Friday, May 8, 2009

Where do we draw the line?

We live in an increasingly public world. Many of us choose to put large chunks of our personal lives online (I am quite guilty of this), and are faced with daily decisions about just how far to go, how much to share. But anyone who puts anything onto the internet should know that whatever goes there has the potential to be seen. By anyone looking.

Still, it's our decision what and whether or not to put anything out there. And traditionally, it has been our right to remain private citizens off-line, in our own homes, cars, etc. More and more, however, our day-to-day preambulations are recorded by a variety of surveillance devices--whether we like it or not. And more than ever, we're faced with a serious dilema: How far do we let it go? How much surveillance do we allow in the name of security?

I'm torn. I just read about the Wisconsin appeals court upholding the right of police to attach GPS devices to cars without warrant, and I admit to being more than a little concerned. Heck, the court itself apparently felt the same way, as they were apparently "'more than a little troubled' by that conclusion and asked Wisconsin lawmakers to regulate GPS use to protect against abuse by police and private individuals."

If the court itself that issued the ruling in favor of the practice has doubts about that very practice, you know it's a tricky subject.

The circumstances that brought the case before the court make things even more gray: A man suspected of stalking is investigated by police, who affix a GPS tracking device to his car and discover that he is, indeed, following the woman who lodged the complaint against him. Man is tried, sentenced, and thrown in jail.

Believe you me, I'm all for stalkers and other criminals getting their just desserts. But that doesn't stop me from feeling incredibly ill-at-east about this ruling. The defendant claimed that the GPS tracking violated his 4th Amendment right against unreasonable search and seizure, but the court came to the conclusion that since this was just tracking, it didn't constitute actual, physical search and/or seizure. And I can see the reasoning behind that. It makes sense.

But maybe there ought to be a reasonable expectation of privacy, of not being secretly tracked without warrant. And honestly, if the law allowed for GPS tracking of suspects but required a warrant to do so, I don't know that I'd be complaining. The fact of the matter, however, is that we've now given carte blanche to law enforcement agencies to essentially spy on anyone they so choose. Do I think all police are going to abuse this power? Certainly not, but I'm also not naive enough to think that no cop anywhere will ever take advantage of this ability.

So where do we draw the line?

In 2008, UW police began a "bait bike" program wherein the put GPS tracking devices on bicycles around campus, then used the information to hunt down the people who made off with the bikes. Is this an appropriate use of the technology and law? I would say yes, simply because the people being tracked have actually committed a crime at that point. That's very different than mere suspicion that they might break the law (I can't help but think of the Philip K. Dick short story "The Minority Report" when this sort of thing comes up).

I don't know about you, but I don't particularly relish the idea of being treated like I'm guilty until proven innocent.
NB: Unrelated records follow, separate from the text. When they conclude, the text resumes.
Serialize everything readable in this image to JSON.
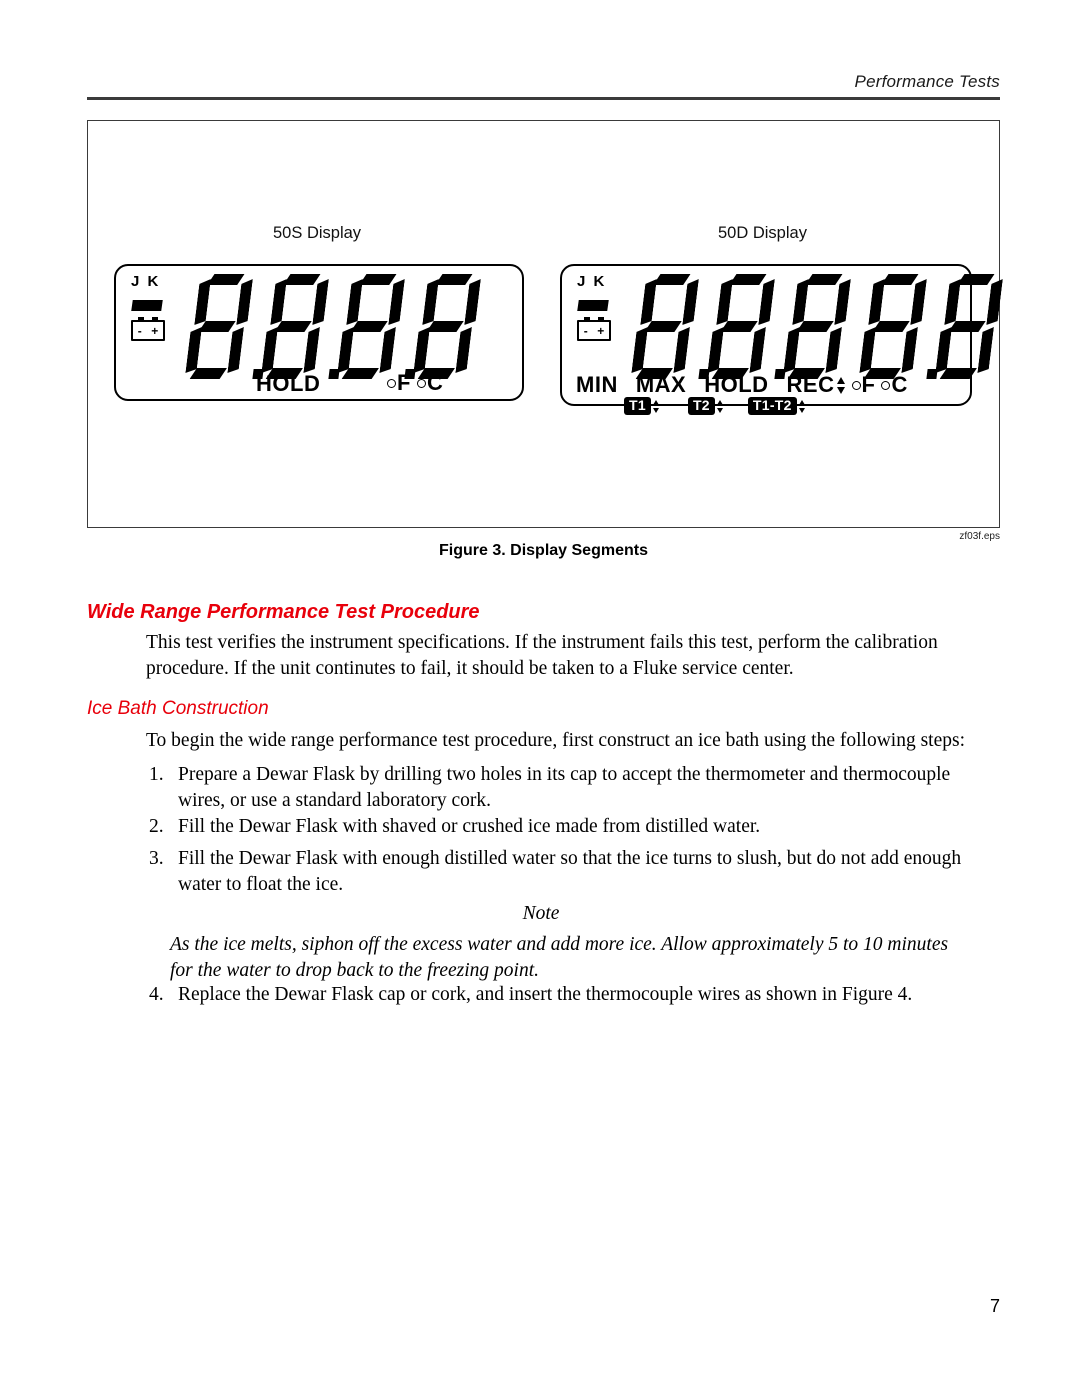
{
  "page": {
    "running_header": "Performance Tests",
    "page_number": "7"
  },
  "figure": {
    "caption": "Figure 3. Display Segments",
    "eps_label": "zf03f.eps",
    "displays": [
      {
        "title": "50S Display",
        "annunciators": {
          "thermocouple_types": "J K",
          "battery_minus": "-",
          "battery_plus": "+"
        },
        "digit_value": "8",
        "bottom_labels": [
          "HOLD"
        ],
        "units": {
          "degree": "°",
          "fahrenheit": "F",
          "celsius": "C"
        }
      },
      {
        "title": "50D Display",
        "annunciators": {
          "thermocouple_types": "J K",
          "battery_minus": "-",
          "battery_plus": "+"
        },
        "digit_value": "8",
        "bottom_labels": [
          "MIN",
          "MAX",
          "HOLD",
          "REC"
        ],
        "channel_badges": [
          "T1",
          "T2",
          "T1-T2"
        ],
        "units": {
          "degree": "°",
          "fahrenheit": "F",
          "celsius": "C"
        }
      }
    ]
  },
  "content": {
    "heading_1": "Wide Range Performance Test Procedure",
    "intro_paragraph": "This test verifies the instrument specifications. If the instrument fails this test, perform the calibration procedure. If the unit continutes to fail, it should be taken to a Fluke service center.",
    "heading_2": "Ice Bath Construction",
    "lead_paragraph": "To begin the wide range performance test procedure, first construct an ice bath using the following steps:",
    "steps": [
      {
        "number": "1.",
        "text": "Prepare a Dewar Flask by drilling two holes in its cap to accept the thermometer and thermocouple wires, or use a standard laboratory cork."
      },
      {
        "number": "2.",
        "text": "Fill the Dewar Flask with shaved or crushed ice made from distilled water."
      },
      {
        "number": "3.",
        "text": "Fill the Dewar Flask with enough distilled water so that the ice turns to slush, but do not add enough water to float the ice."
      },
      {
        "number": "4.",
        "text": "Replace the Dewar Flask cap or cork, and insert the thermocouple wires as shown in Figure 4."
      }
    ],
    "note": {
      "title": "Note",
      "body": "As the ice melts, siphon off the excess water and add more ice. Allow approximately 5 to 10 minutes for the water to drop back to the freezing point."
    }
  },
  "colors": {
    "heading_red": "#e8000b",
    "rule_gray": "#3b3b3b",
    "text_black": "#000000"
  }
}
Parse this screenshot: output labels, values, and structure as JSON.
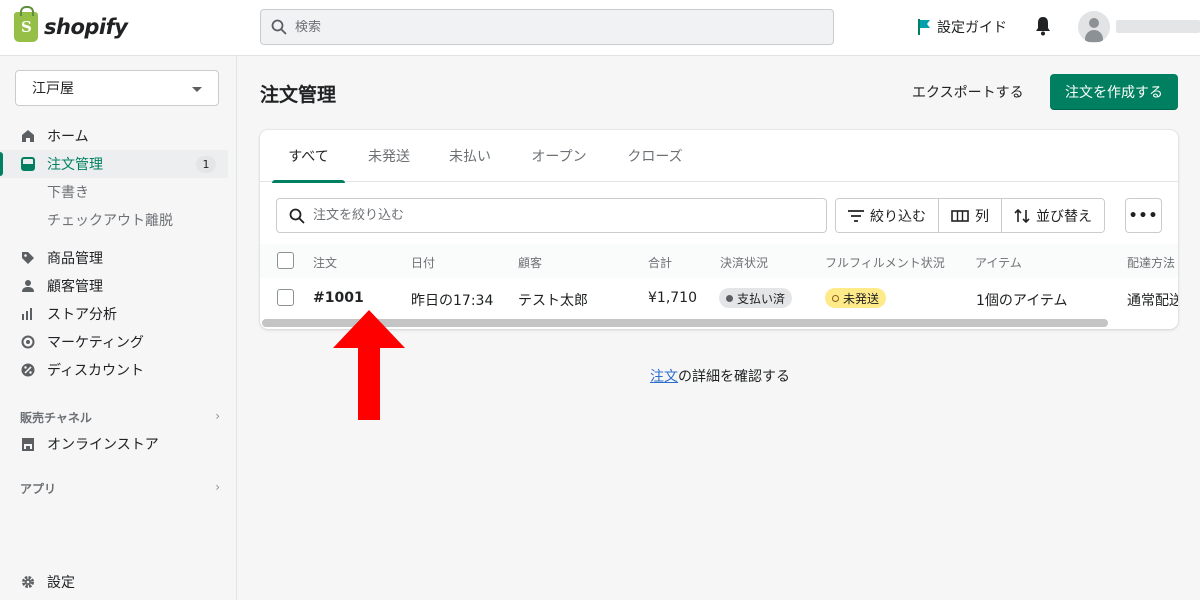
{
  "topbar": {
    "brand": "shopify",
    "search_placeholder": "検索",
    "setup_guide": "設定ガイド"
  },
  "sidebar": {
    "store_name": "江戸屋",
    "items": [
      {
        "label": "ホーム",
        "icon": "home-icon"
      },
      {
        "label": "注文管理",
        "icon": "orders-icon",
        "badge": "1",
        "active": true
      },
      {
        "label": "下書き"
      },
      {
        "label": "チェックアウト離脱"
      },
      {
        "label": "商品管理",
        "icon": "tag-icon"
      },
      {
        "label": "顧客管理",
        "icon": "person-icon"
      },
      {
        "label": "ストア分析",
        "icon": "bar-chart-icon"
      },
      {
        "label": "マーケティング",
        "icon": "target-icon"
      },
      {
        "label": "ディスカウント",
        "icon": "discount-icon"
      }
    ],
    "sales_channels_title": "販売チャネル",
    "online_store": "オンラインストア",
    "apps_title": "アプリ",
    "settings": "設定"
  },
  "main": {
    "title": "注文管理",
    "export_label": "エクスポートする",
    "create_label": "注文を作成する",
    "tabs": [
      "すべて",
      "未発送",
      "未払い",
      "オープン",
      "クローズ"
    ],
    "filter_placeholder": "注文を絞り込む",
    "filter_button": "絞り込む",
    "columns_button": "列",
    "sort_button": "並び替え",
    "more_button": "•••",
    "table": {
      "headers": [
        "注文",
        "日付",
        "顧客",
        "合計",
        "決済状況",
        "フルフィルメント状況",
        "アイテム",
        "配達方法"
      ],
      "rows": [
        {
          "order": "#1001",
          "date": "昨日の17:34",
          "customer": "テスト太郎",
          "total": "¥1,710",
          "payment": "支払い済",
          "fulfillment": "未発送",
          "items": "1個のアイテム",
          "delivery": "通常配送"
        }
      ]
    },
    "help_link": "注文",
    "help_text": "の詳細を確認する"
  },
  "colors": {
    "primary": "#008060",
    "annotation_arrow": "#ff0000",
    "unfulfilled_badge": "#ffea8a"
  }
}
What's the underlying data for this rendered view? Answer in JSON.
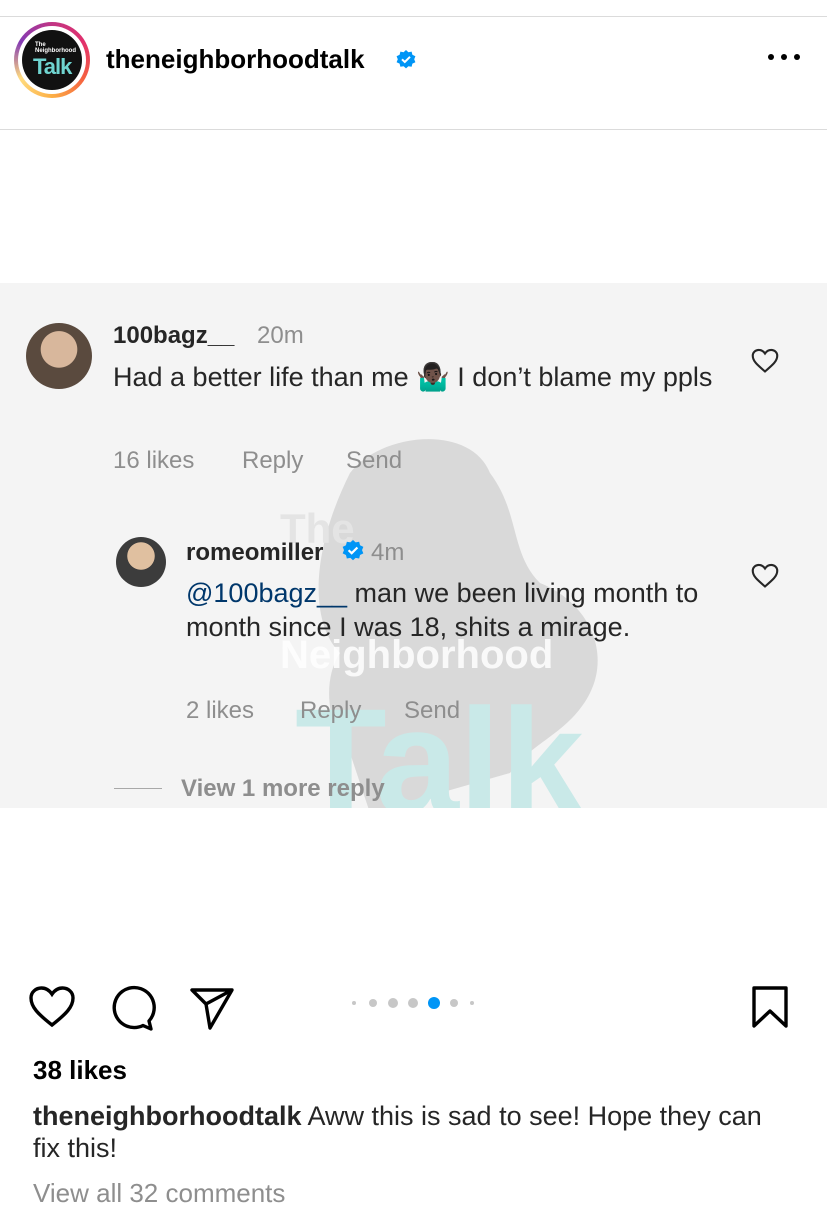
{
  "header": {
    "account": "theneighborhoodtalk",
    "logo_small": "The Neighborhood",
    "logo_big": "Talk"
  },
  "comments": [
    {
      "username": "100bagz__",
      "time": "20m",
      "text_before_emoji": "Had a better life than me ",
      "emoji": "🤷🏿‍♂️",
      "text_after_emoji": " I don’t blame my ppls",
      "likes": "16 likes",
      "reply": "Reply",
      "send": "Send"
    },
    {
      "username": "romeomiller",
      "time": "4m",
      "mention": "@100bagz__",
      "text": " man we been living month to month since I was 18, shits a mirage.",
      "likes": "2 likes",
      "reply": "Reply",
      "send": "Send"
    }
  ],
  "view_more": "View 1 more reply",
  "watermark": {
    "line1": "The",
    "line2": "Neighborhood",
    "line3": "Talk"
  },
  "post": {
    "likes": "38 likes",
    "caption_user": "theneighborhoodtalk",
    "caption_text": " Aww this is sad to see! Hope they can fix this!",
    "view_all": "View all 32 comments"
  },
  "carousel": {
    "count": 6,
    "active_index": 4
  },
  "colors": {
    "verified": "#0095f6",
    "active_dot": "#0095f6",
    "mention": "#00376b"
  }
}
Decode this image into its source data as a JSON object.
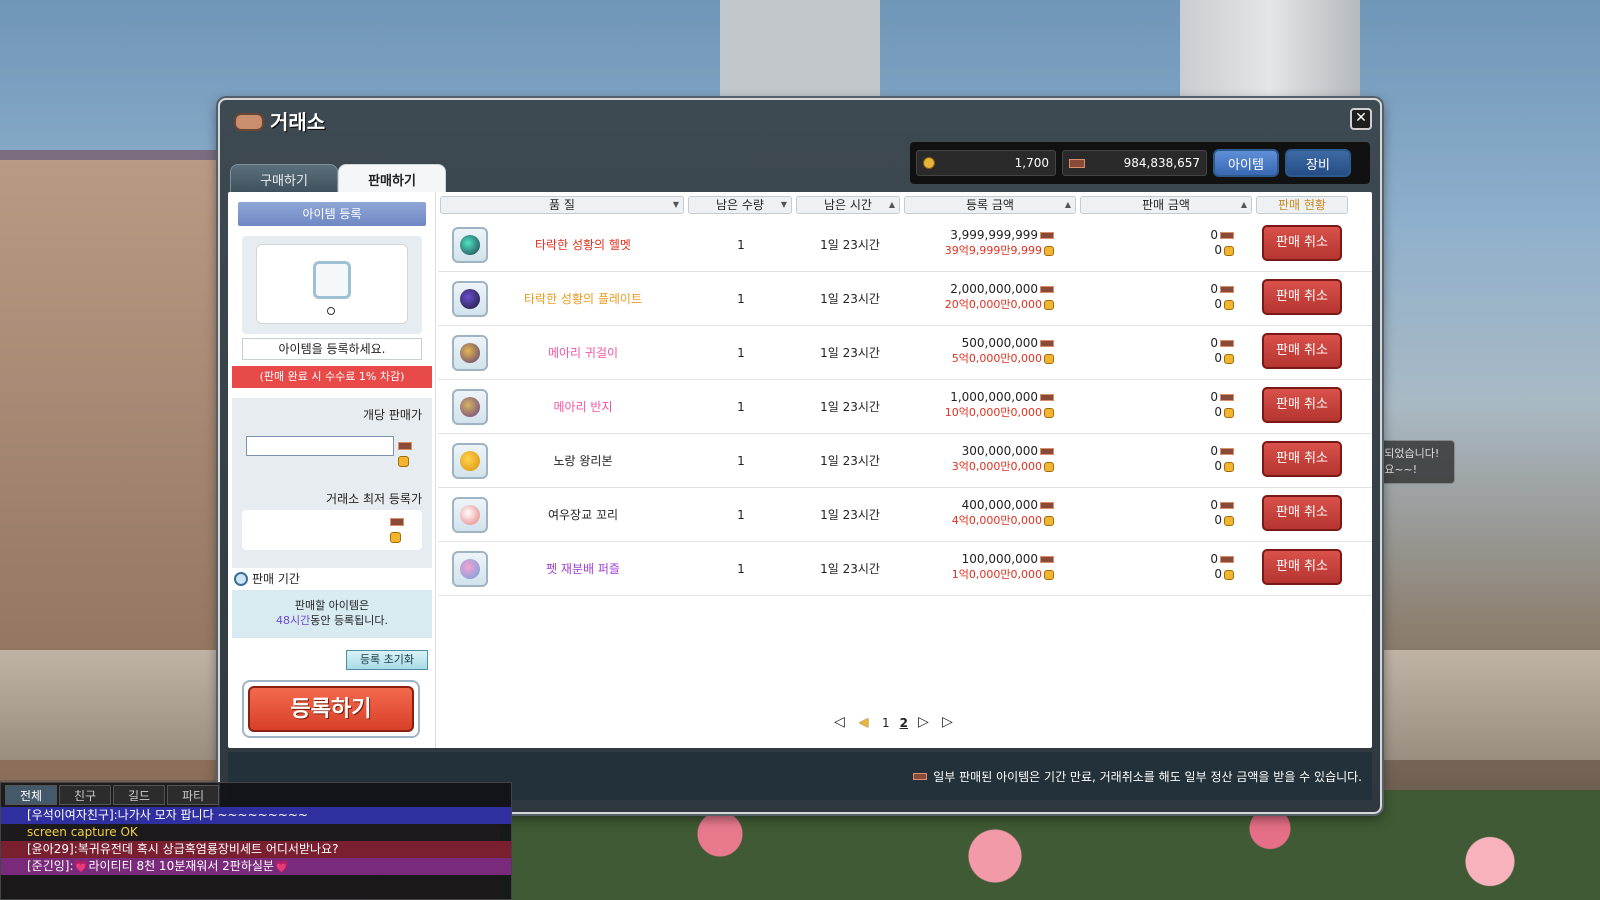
{
  "window": {
    "title": "거래소",
    "close_label": "✕"
  },
  "currency": {
    "meso": "1,700",
    "maple_points": "984,838,657",
    "tab_item": "아이템",
    "tab_equip": "장비"
  },
  "tabs": {
    "buy": "구매하기",
    "sell": "판매하기"
  },
  "left_panel": {
    "header": "아이템 등록",
    "prompt": "아이템을 등록하세요.",
    "fee_notice": "(판매 완료 시 수수료 1% 차감)",
    "unit_price_label": "개당 판매가",
    "unit_price_value": "",
    "min_price_label": "거래소 최저 등록가",
    "period_title": "판매 기간",
    "period_line1": "판매할 아이템은",
    "period_hours": "48시간",
    "period_line2": "동안 등록됩니다.",
    "reset_button": "등록 초기화",
    "register_button": "등록하기"
  },
  "columns": {
    "quality": "품 질",
    "remaining_qty": "남은 수량",
    "remaining_time": "남은 시간",
    "listed_price": "등록 금액",
    "sold_amount": "판매 금액",
    "status": "판매 현황"
  },
  "rows": [
    {
      "name": "타락한 성황의 헬멧",
      "qty": "1",
      "time": "1일 23시간",
      "price": "3,999,999,999",
      "price_korean": "39억9,999만9,999",
      "sold_mp": "0",
      "sold_coin": "0",
      "action": "판매 취소"
    },
    {
      "name": "타락한 성황의 플레이트",
      "qty": "1",
      "time": "1일 23시간",
      "price": "2,000,000,000",
      "price_korean": "20억0,000만0,000",
      "sold_mp": "0",
      "sold_coin": "0",
      "action": "판매 취소"
    },
    {
      "name": "메아리 귀걸이",
      "qty": "1",
      "time": "1일 23시간",
      "price": "500,000,000",
      "price_korean": "5억0,000만0,000",
      "sold_mp": "0",
      "sold_coin": "0",
      "action": "판매 취소"
    },
    {
      "name": "메아리 반지",
      "qty": "1",
      "time": "1일 23시간",
      "price": "1,000,000,000",
      "price_korean": "10억0,000만0,000",
      "sold_mp": "0",
      "sold_coin": "0",
      "action": "판매 취소"
    },
    {
      "name": "노랑 왕리본",
      "qty": "1",
      "time": "1일 23시간",
      "price": "300,000,000",
      "price_korean": "3억0,000만0,000",
      "sold_mp": "0",
      "sold_coin": "0",
      "action": "판매 취소"
    },
    {
      "name": "여우장교 꼬리",
      "qty": "1",
      "time": "1일 23시간",
      "price": "400,000,000",
      "price_korean": "4억0,000만0,000",
      "sold_mp": "0",
      "sold_coin": "0",
      "action": "판매 취소"
    },
    {
      "name": "펫 재분배 퍼즐",
      "qty": "1",
      "time": "1일 23시간",
      "price": "100,000,000",
      "price_korean": "1억0,000만0,000",
      "sold_mp": "0",
      "sold_coin": "0",
      "action": "판매 취소"
    }
  ],
  "pagination": {
    "page1": "1",
    "page2": "2"
  },
  "footer": {
    "notice": "일부 판매된 아이템은 기간 만료, 거래취소를 해도 일부 정산 금액을 받을 수 있습니다."
  },
  "chat": {
    "tabs": [
      "전체",
      "친구",
      "길드",
      "파티"
    ],
    "lines": [
      "[우석이여자친구]:나가사 모자 팝니다 ~~~~~~~~~",
      "screen capture OK",
      "[윤아29]:복귀유전데 혹시 상급혹염룡장비세트 어디서받나요?",
      "[준긴잉]:💗라이티티 8천 10분재워서 2판하실분💗"
    ]
  },
  "scene": {
    "speech": "~되었습니다! ~요~~!"
  }
}
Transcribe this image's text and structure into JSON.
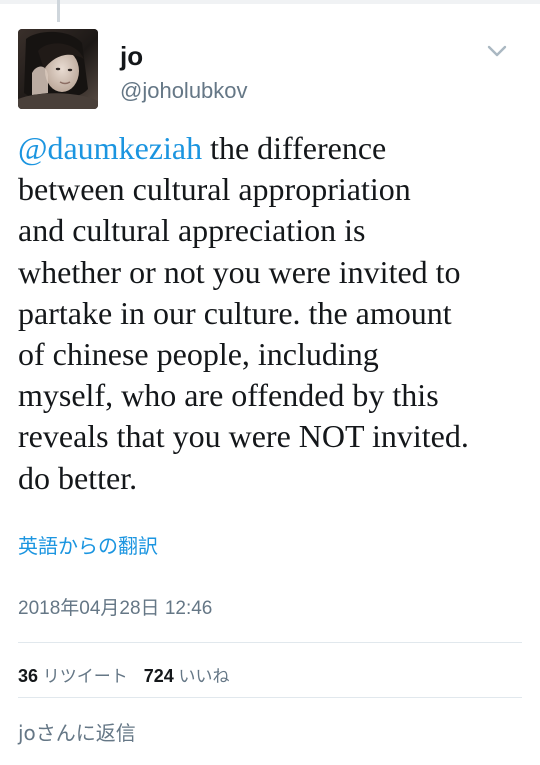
{
  "tweet": {
    "author": {
      "display_name": "jo",
      "handle": "@joholubkov",
      "avatar_icon": "profile-photo"
    },
    "menu_icon": "chevron-down-icon",
    "text_lines": [
      {
        "mention": "@daumkeziah",
        "text": " the difference"
      },
      {
        "mention": "",
        "text": "between cultural appropriation"
      },
      {
        "mention": "",
        "text": "and cultural appreciation is"
      },
      {
        "mention": "",
        "text": "whether or not you were invited to"
      },
      {
        "mention": "",
        "text": "partake in our culture. the amount"
      },
      {
        "mention": "",
        "text": "of chinese people, including"
      },
      {
        "mention": "",
        "text": "myself, who are offended by this"
      },
      {
        "mention": "",
        "text": "reveals that you were NOT invited."
      },
      {
        "mention": "",
        "text": "do better."
      }
    ],
    "translate_label": "英語からの翻訳",
    "timestamp": "2018年04月28日 12:46",
    "stats": {
      "retweet_count": "36",
      "retweet_label": "リツイート",
      "like_count": "724",
      "like_label": "いいね"
    },
    "reply_placeholder": "joさんに返信"
  },
  "colors": {
    "link": "#1b95e0",
    "secondary_text": "#657786",
    "primary_text": "#14171a",
    "divider": "#e1e8ed"
  }
}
And I have a sneaking suspicion that the framers of the Constitution would feel the same way.

So we must ask ourselves, do we allow for broader surveillance powers and to be treated liked we're all potential criminal suspects, or do we place boundaries on what is and is not acceptable in the pursuit of improved safety and justice? Frankly, I'm leaning strongly toward the latter decision.

(photo by Steffen M. Boelaars on Flickr)


Anonymous said...

Its called the fear factor. Thats all it is. Desperate politics to keep a highly paid state job and the public in fear. WIS is lacking leadership at all levels, that should be readily apparent. The first incorrectly installed GPS will create work for lawyers, which by the way, Madison is built upon...

Emily said...

And here I thought Madison was built on an isthmus...

MAL said...

The Fourth Amendment is in danger is being melting away under an array of decisions by the rightwing with too many liberlas in tow.

The excluioanary rule is jsut about history:

Roadblocks, GPS, it's Kathleen Falk's and other John Roberts' dream.

Mrbillsbraindrain said...

Need to know a bit more about the case sited of the stalker being tracked via GPS planted by the police. To me if the person being tracked had done all they could to stop the tracker- talking, notifying them, and as last resort getting a restraining order against them to stop the tracking- then their next step of asking the police to place a tracking device to prove they are in fact being harassed by being tracked. Tracking the violater of the restraining order is justified. How many cases of a person being attacked or murdered by a wack job who has ignored restraining orders to get to their victim are we willing to accept. I'm fine with tracking dirtbags once they have crossed the line and have been notified and or have had restraining orders issued that their behavior has consequences for them-otherwise the victims have no tools to stop them in a legal manner.

The Lost Albatross